Dr. Heidi Knoll, from Mountain Area Health Education Center in North Carolina, visited the College October 17 to present the IMPLICIT Interconception Care program. IMPLICIT stands for Interventions to Minimize Preterm and Low birthweight Infants through Continuous Improvement Techniques.
The infant mortality rate in Alabama is 7.8 deaths per 1,000 births, compared to the US rate of 5.8 deaths per 1,000 births.
“This [program] would work to improve those rates,” Knoll said. “This [program] is going to help babies be born into healthier families.”
University Medical Center, which the College operates, received a grant from the March of Dimes to start the IMPLICIT Network in Alabama. IMPLICIT is a family medicine network that looks at modified risk and works to improve the health of pregnant women before pregnancy.

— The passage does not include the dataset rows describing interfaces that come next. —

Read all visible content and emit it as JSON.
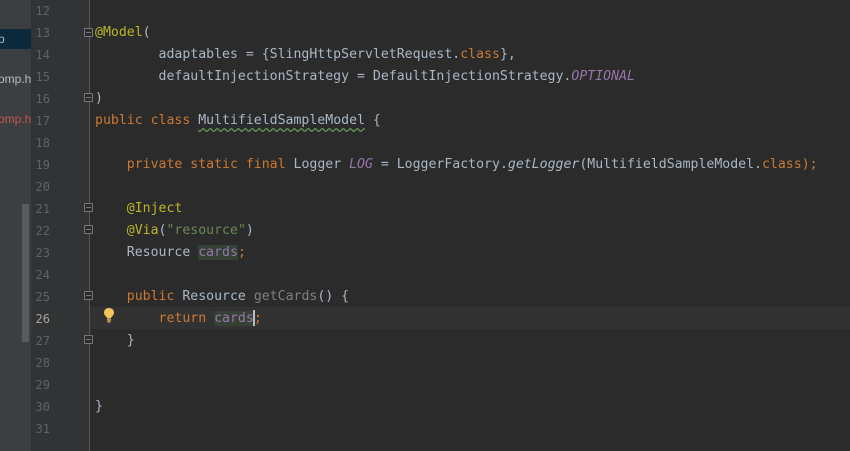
{
  "project_panel": {
    "items": [
      {
        "label": "p",
        "state": "selected"
      },
      {
        "label": "omp.h",
        "state": "normal"
      },
      {
        "label": "omp.h",
        "state": "modified"
      }
    ]
  },
  "editor": {
    "current_line": "26",
    "line_numbers": [
      "12",
      "13",
      "14",
      "15",
      "16",
      "17",
      "18",
      "19",
      "20",
      "21",
      "22",
      "23",
      "24",
      "25",
      "26",
      "27",
      "28",
      "29",
      "30",
      "31"
    ],
    "code": {
      "l13_ann": "@Model",
      "l13_rest": "(",
      "l14_a": "        adaptables = {SlingHttpServletRequest.",
      "l14_kw": "class",
      "l14_b": "},",
      "l15_a": "        defaultInjectionStrategy = DefaultInjectionStrategy.",
      "l15_const": "OPTIONAL",
      "l16": ")",
      "l17_kw": "public class ",
      "l17_name": "MultifieldSampleModel",
      "l17_rest": " {",
      "l19_indent": "    ",
      "l19_kw": "private static final ",
      "l19_type": "Logger ",
      "l19_field": "LOG",
      "l19_eq": " = LoggerFactory.",
      "l19_call": "getLogger",
      "l19_args": "(MultifieldSampleModel.",
      "l19_class": "class",
      "l19_end": ");",
      "l21_indent": "    ",
      "l21_ann": "@Inject",
      "l22_indent": "    ",
      "l22_ann": "@Via",
      "l22_open": "(",
      "l22_str": "\"resource\"",
      "l22_close": ")",
      "l23_indent": "    ",
      "l23_type": "Resource ",
      "l23_field": "cards",
      "l23_semi": ";",
      "l25_indent": "    ",
      "l25_kw": "public ",
      "l25_type": "Resource ",
      "l25_name": "getCards",
      "l25_rest": "() {",
      "l26_indent": "        ",
      "l26_kw": "return ",
      "l26_field": "cards",
      "l26_semi": ";",
      "l27": "    }",
      "l30": "}"
    }
  },
  "colors": {
    "background": "#2b2b2b",
    "keyword": "#cc7832",
    "annotation": "#bbb529",
    "string": "#6a8759",
    "field": "#9876aa",
    "text": "#a9b7c6"
  },
  "icons": {
    "intention": "lightbulb-icon",
    "fold": "fold-marker-icon"
  }
}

The modified risks identified by IMPLICIT are smoking, depression, family planning and multivitamin use. The goal is to talk to women of childbearing age at primary care physician visits. If the woman is already a mother, then she will be screened at well-child visits, from zero to 24 months, and if any factors are identified, the mother is connected with either a primary care physician or other resources. If the woman plans on getting pregnant, she will be screened at primary care visits and introduced to preconception health visits to ensure a healthier pregnancy.
There are currently 25 sites nationwide in the IMPLICIT Network, but only a few locations in the South; UMC is the only location in Alabama. Other Southern locations include the University of Mississippi Medical Center in Jackson Mississippi, and locations in North Carolina, including MAHEC.
For more information visit: http://www.fmec.net/implicit